He and his siblings were abandoned by their parents when he was 14. He spent some nights sleeping at an East Side doughnut shop and others crashing wherever he could. At 17, he put on his first fashion show. Nary Manivong, now 28, worked incessantly for years to go from homeless Columbus teen to critically acclaimed designer.

He and his siblings were abandoned by their parents when he was 14. He spent some nights sleeping at an East Side doughnut shop and others crashing wherever he could. At 17, he put on his first fashion show. Nary Manivong, now 28, worked incessantly for years to go from homeless Columbus teen to critically acclaimed designer.

"Dressed," a documentary that follows Manivong's preparation for his first New York Fashion Week in 2008, features industry experts talking about how hardly any of the thousands of new design companies started each year will succeed.

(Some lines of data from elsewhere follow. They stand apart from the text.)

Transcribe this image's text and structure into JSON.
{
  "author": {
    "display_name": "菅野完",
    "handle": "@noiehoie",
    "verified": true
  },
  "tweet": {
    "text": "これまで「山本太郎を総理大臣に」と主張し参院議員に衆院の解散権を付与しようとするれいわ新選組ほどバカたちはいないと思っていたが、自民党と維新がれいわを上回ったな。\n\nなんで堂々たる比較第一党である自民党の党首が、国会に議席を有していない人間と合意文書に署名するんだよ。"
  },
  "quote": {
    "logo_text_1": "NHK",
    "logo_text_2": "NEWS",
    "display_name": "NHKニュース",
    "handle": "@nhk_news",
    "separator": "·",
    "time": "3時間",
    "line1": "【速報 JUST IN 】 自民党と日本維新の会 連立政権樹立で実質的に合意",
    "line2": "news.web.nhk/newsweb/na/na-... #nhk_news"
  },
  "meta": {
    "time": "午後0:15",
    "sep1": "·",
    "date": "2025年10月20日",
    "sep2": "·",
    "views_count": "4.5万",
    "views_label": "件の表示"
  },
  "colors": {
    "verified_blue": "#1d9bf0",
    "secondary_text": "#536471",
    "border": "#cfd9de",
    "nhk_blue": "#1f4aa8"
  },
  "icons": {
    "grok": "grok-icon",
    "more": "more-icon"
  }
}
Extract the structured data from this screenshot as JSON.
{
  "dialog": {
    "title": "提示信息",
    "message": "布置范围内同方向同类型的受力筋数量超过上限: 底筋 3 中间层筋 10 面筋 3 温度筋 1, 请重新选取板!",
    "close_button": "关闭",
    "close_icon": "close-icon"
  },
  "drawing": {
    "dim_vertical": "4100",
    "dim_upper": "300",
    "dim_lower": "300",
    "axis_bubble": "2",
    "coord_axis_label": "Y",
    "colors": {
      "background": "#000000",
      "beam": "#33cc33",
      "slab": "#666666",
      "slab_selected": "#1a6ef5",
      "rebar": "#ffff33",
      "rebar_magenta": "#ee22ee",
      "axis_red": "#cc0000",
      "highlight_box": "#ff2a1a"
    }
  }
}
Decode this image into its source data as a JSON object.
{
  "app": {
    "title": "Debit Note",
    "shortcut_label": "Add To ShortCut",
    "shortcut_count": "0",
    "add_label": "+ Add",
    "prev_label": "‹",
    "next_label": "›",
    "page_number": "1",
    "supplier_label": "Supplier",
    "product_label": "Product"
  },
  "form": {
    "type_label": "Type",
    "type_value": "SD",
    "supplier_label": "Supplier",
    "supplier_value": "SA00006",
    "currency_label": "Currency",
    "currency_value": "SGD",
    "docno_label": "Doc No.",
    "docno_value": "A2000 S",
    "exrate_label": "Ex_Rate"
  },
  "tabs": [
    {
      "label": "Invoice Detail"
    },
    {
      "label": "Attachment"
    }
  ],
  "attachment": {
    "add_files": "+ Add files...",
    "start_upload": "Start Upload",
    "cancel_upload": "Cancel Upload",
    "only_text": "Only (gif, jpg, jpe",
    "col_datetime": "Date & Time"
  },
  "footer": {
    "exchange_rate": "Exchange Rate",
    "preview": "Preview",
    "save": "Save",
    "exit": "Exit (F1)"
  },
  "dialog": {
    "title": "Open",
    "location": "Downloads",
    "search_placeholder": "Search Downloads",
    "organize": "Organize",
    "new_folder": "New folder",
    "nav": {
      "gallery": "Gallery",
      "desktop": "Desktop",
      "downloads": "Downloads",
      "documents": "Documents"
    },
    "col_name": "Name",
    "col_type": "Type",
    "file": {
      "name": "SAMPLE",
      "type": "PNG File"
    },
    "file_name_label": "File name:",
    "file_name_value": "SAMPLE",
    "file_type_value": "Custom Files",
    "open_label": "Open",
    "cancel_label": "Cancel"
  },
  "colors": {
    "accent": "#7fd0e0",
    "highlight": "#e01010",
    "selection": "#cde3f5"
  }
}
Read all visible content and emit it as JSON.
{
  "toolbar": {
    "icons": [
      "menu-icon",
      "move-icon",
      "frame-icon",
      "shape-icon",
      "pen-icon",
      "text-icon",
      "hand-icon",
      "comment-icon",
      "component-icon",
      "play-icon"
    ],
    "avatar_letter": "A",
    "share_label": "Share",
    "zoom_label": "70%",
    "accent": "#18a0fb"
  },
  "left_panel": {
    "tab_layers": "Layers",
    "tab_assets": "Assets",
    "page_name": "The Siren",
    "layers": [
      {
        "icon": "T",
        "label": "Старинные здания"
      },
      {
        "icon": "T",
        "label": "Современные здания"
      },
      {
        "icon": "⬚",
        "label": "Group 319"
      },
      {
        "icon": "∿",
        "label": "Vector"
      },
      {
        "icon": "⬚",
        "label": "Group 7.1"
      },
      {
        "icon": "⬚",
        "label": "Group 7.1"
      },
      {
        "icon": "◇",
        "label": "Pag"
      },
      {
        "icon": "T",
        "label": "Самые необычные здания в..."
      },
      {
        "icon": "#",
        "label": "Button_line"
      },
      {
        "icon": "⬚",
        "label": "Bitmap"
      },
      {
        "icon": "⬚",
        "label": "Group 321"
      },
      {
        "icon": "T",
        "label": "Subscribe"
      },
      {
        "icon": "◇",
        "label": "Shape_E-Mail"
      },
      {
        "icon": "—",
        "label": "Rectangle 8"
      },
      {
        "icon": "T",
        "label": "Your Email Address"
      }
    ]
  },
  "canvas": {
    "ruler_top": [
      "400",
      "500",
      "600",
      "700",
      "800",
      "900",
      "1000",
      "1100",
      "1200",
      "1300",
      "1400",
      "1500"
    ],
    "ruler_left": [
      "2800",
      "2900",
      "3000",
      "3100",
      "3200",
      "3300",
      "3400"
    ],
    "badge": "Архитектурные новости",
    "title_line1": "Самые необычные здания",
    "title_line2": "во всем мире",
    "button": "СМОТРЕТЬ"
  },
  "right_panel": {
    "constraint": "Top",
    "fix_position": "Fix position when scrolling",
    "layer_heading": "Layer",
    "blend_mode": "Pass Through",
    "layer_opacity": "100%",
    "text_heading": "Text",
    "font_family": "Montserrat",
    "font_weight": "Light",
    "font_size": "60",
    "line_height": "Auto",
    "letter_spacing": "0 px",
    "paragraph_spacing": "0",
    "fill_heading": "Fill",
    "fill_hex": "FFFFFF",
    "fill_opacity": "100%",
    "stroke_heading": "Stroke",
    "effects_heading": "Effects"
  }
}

So how did Manivong do it?

In high school, he'd spend hours at libraries and bookstores reading everything he could find about fashion. Then he would deconstruct clothes found at second-hand stores so he could learn how they were made.

His fascination stemmed from seeing a stylish alternate universe in the pages of Vogue.

"It was just not having the clothes growing up. I felt like an outcast," Manivong said in a phone interview last week. "All the kids were showing off what they got for Christmas or on their birthday. Even though we had friends in school, we felt like we didn't fit in."

After high school graduation, Manivong moved to New York with $200 in his wallet, determined to launch his design collection.

Along the way, the budding designer agreed to let filmmaker David Swajeski create a documentary about him.

"I wanted to tell my story," Manivong explained.

Of course, that story didn't end when the documentary did. As the experts in the film state, one successful Fashion Week show does not mean a designer has made it.

Months after the camera stopped rolling, Manivong abruptly lost his financial backing. He continued undeterred and eventually decided to pursue a partnership with Ally Hilfiger, Tommy's daughter, while putting his namesake collection on hold.

Their line, Nahm, premiered at Fashion Week on Feb. 11, and their inventive takes on the shirtdress received positive reviews from Women's Wear Daily, Style.com and other fashion authorities. Manivong said he has been busy meeting with buyers from stores - a sign of the show's success.

Despite everything, Manivong still has a sense of Ohio pride: He wore an Ohio State shirt to the Nahm premiere. He said it's one way to thank his friends and supporters back home.

"I love Ohio. I love the Buckeyes," he said. "It was showing the love and letting people know that Ohio is the state where I came from."

He believes the hardship he faced while growing up made him a stronger person.

"It allowed me to grow up a little bit faster, so I knew what I was getting myself into," Manivong said. "At a young age, I had to work right away. So I didn't mind putting the work into whatever I was trying to achieve. It gave me mental toughness."

Dress up for the premiere

To celebrate the film's Midwest premiere, designer Nary Manivong, his fashion partner Ally Hilfiger and "Dressed" director David Swajeski will appear at the Drexel for both evening screenings on Friday, Feb. 25 and Saturday, Feb. 26. There will also be a meet-and-greet wine and cheese reception with Manivong and Swajeski at the Hammond Harkins Gallery from 6 p.m. to 7:30 p.m. both evenings for everyone who has a ticket to the 7:40 showing. The designer and the director will also hold a Q&A session after each evening screening of the film.